Frequently Asked Questions¶
- Table of contents
- Frequently Asked Questions
- General questions
What is z2 not?¶
The z2-environment is not a make tool like ant or maven. It's not a replacement for JEE servlets or other JEE techniques. It's not a Spring competitor. And it's not a new way to write software like aspect orientated programming.
So what is z2?¶
The z2-environment can be seen as an extension to a common JEE server (like Jetty in our case) that enables the server to retrieve sources directly from the SCM, compiles them on demand and restarts modules that have been changed (plus the depending modules). A key point of traditional developing and running web applications is pushing deployables to the server. Z2 turns this around and pulls the sources by itself, bypassing all kinds of make/build infrastructure and deplyoment processings.
What's the difference between push and pull?¶
In a traditional pushing-environemnt the source code is compiled, assembled and packaged into deployable units. These units are activly deployed (i.e. pushed) to the server.
In opposite to this the pulling-environment doesn't need the package assembly steps. It just needs the trigger to "synchronize itself with the source repository". Now all changed sources can be easily determined (using the history feature of the SCM), downloaded and compiled. Then all modules that are affected of the changes are dropped and restarted (this works simalar to the hot-deploy mechanisms provided by modern web containers).
What are the drwbacks of the push-approach?¶
Often the deployment of one artefact A requires the deployment of some artefacts B and C containing features required by A. Unfortunately the newest version of B also might need some changes provided by D and so one. The first problem is determine the transitive hull of all deployment units that one has to push onto the server. Once you found all deployables you might recognize that 90% of the changes you are about to deploy have nothing to do with the small feature that you are going to activate. Furthermore most of the deployables are not developed or maintained by you but by someone else. They might be a result of a nightly build or might be the result of a manually built. That means in order to activate your small feature you have to bring your system into a undefined state, you cannot tell what "version" your server has. The propability that the set of deployables contain one or more bugs is increasing with the number of deploy units and the burden of proof is on you to localize the bugs.

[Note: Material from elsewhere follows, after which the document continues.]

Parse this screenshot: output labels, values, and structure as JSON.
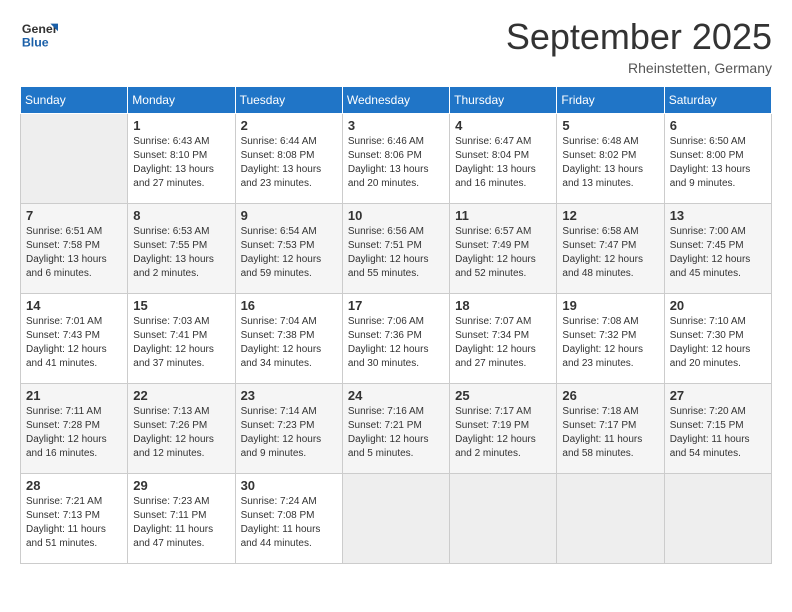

One thing you can observe is that developers start to isolate their systems against each other. They try to postpone updates from other colleagues or teams as long as possible. In the worest case everyone is working on a different solution. As a result the re-integration pain (that is the process of getting everyone on the same level again) can be tremendous.
Another problem with the push-approach occurs when updating large systems. You have to push all deployables to all machines.
All these problems above can be solved or improved using continuous integration tools like Hudson or distributed configuration management tools like Puppet. Even if these are great tools they can only ease the pain but they cannot solve the root problem which lies in the push-approach.
What are the benefits of the pull-approach?¶
In a pulling-environment the source repositories become an integral component of the system. The runtime knows the source code and has direct access to it. This requires that the source code has a certain structure so that the runtime can identify modules, web applications libraries, configuration files etc. But this is usually the case, because almost the same requirement is true when you work with IDEs like Eclipse.
In order to activate your latest changes you have to simply trigger a synchronization. That means your system will look up the source code repository and identifies all(!) sources that have been changed by you and your colleagues since your previous sync. As a result all development systems are always on the same state and the state stored in the repository. Integration happens on a daily or even hourly base which leads to very small integration pains. There is no need for a make environment but all systems are automatically continuosly integrated!
Updating large systems means to bring the changes into the attached source repository and tell every instance to run a synchronization. The overall synchronization cycle can be done in an iterative way so that in every iteration only a few servers are synchronized.
Can this work at all?¶
A good example that compilation on the server works pretty well are JSPs. You could write your web application using plain JSPs and you can already enjoy the luxary of compile on demand.
How do I install the z2-environment¶
One of the basic z2 paradigms is: "Don't install, just copy and run". The big benefit of a system-centric approach like z2 is, that the configuration is part of the system; it's like the source code (and there are good reasons to put configuration into code sometimes). The SCM should contain everything to get your system up a running. You got a new team member? "Copy" the system and start it. You have to scale out your productive site? Just copy the system to the new nodes and start them. "Copy" here means either "do a SVN checkout" or a "Git clone". The advantage over a plain copy is, that you can easily update or system with a simple "svn update" or "git pull".